● TASK DETAILS: A single number is the whole answer: the tally of lines in the data below that include the word "false".

--- EXCERPTED RECORDS Enclosed Below ---

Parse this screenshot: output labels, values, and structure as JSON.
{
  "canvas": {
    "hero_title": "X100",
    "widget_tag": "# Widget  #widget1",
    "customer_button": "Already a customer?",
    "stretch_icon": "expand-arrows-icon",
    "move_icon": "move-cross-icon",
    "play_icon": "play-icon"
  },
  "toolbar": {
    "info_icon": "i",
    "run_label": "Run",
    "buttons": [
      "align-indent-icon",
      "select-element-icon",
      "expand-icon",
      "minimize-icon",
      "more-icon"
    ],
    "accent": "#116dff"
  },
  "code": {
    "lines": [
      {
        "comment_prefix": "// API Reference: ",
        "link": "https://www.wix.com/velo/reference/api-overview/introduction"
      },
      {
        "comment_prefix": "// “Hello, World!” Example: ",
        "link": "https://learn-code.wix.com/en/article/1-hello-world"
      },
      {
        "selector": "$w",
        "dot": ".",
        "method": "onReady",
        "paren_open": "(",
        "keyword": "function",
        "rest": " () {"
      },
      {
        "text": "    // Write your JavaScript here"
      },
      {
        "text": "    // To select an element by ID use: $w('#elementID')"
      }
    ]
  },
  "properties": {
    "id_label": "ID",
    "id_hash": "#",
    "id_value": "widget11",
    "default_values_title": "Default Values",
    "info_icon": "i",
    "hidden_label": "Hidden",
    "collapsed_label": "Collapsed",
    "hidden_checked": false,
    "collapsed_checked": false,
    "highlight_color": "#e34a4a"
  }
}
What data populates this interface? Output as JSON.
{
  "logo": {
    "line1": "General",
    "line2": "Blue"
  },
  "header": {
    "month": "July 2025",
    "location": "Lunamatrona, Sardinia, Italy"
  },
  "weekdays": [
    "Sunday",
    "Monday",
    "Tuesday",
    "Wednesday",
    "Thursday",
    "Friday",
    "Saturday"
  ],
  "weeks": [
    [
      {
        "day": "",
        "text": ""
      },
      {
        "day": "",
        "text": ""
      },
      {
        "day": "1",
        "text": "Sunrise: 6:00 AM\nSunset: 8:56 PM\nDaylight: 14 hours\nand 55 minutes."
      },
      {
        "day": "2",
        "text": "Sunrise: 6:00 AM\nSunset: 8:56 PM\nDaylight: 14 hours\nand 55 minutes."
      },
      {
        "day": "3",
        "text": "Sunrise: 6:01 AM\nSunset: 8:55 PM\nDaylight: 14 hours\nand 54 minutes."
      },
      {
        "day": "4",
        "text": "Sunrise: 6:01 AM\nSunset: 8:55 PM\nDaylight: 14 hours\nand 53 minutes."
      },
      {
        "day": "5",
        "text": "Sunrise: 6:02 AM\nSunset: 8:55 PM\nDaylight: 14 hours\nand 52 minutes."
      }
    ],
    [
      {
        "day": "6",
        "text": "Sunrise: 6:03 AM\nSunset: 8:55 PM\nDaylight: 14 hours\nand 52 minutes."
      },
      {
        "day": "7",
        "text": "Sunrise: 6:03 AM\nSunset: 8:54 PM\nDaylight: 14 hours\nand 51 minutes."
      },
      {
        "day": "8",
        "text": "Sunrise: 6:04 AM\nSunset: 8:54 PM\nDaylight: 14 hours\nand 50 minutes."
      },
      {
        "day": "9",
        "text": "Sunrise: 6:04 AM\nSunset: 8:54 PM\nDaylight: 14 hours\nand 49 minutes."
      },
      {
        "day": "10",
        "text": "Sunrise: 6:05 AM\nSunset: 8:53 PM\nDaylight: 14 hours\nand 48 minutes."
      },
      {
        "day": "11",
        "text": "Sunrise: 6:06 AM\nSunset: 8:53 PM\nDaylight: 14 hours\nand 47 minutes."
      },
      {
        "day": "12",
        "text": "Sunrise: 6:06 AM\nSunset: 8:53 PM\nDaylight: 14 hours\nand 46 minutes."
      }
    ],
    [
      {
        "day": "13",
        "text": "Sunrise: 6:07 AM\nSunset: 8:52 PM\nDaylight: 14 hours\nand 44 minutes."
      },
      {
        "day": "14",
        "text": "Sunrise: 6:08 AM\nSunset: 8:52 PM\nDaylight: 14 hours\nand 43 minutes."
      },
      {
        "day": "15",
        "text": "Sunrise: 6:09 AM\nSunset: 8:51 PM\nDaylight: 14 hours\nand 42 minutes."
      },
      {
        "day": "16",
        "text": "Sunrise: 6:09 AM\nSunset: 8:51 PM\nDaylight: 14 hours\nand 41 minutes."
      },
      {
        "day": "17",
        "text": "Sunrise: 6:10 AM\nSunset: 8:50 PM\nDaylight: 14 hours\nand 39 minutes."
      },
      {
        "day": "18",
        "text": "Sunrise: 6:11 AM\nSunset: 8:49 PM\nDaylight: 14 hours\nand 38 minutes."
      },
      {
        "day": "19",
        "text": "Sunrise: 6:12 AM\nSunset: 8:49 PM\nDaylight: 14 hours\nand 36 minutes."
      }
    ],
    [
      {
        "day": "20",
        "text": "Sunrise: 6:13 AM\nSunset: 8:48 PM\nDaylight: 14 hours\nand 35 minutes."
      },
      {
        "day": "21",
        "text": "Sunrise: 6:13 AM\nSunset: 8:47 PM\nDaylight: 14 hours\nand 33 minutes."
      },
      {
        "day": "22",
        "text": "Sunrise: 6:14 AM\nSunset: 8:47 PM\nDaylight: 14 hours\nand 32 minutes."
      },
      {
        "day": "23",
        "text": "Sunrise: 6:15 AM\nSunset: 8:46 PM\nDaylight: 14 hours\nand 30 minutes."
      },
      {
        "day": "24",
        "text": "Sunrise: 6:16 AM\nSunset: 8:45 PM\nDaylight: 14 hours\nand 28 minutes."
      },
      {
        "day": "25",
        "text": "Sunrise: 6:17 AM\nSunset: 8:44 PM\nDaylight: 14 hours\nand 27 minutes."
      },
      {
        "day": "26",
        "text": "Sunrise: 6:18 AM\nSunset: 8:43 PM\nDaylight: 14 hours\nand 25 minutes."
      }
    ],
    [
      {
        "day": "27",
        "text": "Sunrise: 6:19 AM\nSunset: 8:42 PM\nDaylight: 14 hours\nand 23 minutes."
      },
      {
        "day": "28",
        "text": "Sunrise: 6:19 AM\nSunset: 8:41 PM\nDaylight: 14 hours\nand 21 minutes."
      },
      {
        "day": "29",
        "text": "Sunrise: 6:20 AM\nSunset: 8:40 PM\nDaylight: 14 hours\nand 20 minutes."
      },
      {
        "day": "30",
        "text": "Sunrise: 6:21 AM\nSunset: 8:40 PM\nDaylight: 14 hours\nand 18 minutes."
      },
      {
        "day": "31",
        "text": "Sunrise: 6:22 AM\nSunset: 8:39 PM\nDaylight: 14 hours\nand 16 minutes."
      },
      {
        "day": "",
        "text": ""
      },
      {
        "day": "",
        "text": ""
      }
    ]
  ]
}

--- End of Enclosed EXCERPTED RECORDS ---

● SOLUTION BELOW: 2